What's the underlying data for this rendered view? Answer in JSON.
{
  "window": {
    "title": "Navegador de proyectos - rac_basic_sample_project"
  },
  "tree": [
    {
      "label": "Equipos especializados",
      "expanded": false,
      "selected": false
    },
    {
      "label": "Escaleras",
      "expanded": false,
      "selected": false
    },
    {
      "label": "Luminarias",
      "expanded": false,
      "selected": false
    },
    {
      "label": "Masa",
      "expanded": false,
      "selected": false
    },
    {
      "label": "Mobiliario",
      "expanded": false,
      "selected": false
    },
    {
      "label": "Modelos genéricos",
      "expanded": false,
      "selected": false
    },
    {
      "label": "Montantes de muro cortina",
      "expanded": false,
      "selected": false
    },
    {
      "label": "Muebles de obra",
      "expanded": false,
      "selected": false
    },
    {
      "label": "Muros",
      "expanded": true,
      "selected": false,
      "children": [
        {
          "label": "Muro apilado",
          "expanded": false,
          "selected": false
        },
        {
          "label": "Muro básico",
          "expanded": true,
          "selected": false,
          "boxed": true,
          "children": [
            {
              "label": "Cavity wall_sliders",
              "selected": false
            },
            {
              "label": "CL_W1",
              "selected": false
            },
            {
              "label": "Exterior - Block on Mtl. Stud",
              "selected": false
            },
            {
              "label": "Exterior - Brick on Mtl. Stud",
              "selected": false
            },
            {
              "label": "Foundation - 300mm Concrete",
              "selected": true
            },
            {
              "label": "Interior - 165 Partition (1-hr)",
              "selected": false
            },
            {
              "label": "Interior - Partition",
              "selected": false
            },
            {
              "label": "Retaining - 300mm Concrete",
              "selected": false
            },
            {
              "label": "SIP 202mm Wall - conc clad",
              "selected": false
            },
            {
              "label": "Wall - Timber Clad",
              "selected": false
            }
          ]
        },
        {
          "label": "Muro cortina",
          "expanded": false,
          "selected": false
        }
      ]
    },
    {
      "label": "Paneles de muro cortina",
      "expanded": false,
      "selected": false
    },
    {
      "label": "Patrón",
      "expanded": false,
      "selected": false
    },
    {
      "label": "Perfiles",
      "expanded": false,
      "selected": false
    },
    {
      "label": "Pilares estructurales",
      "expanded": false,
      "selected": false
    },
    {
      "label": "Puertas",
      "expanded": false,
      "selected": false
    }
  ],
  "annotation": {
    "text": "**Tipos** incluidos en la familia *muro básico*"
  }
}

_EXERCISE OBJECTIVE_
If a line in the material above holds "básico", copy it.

_ANSWER AREA_
          "label": "Muro básico",
    "text": "**Tipos** incluidos en la familia *muro básico*"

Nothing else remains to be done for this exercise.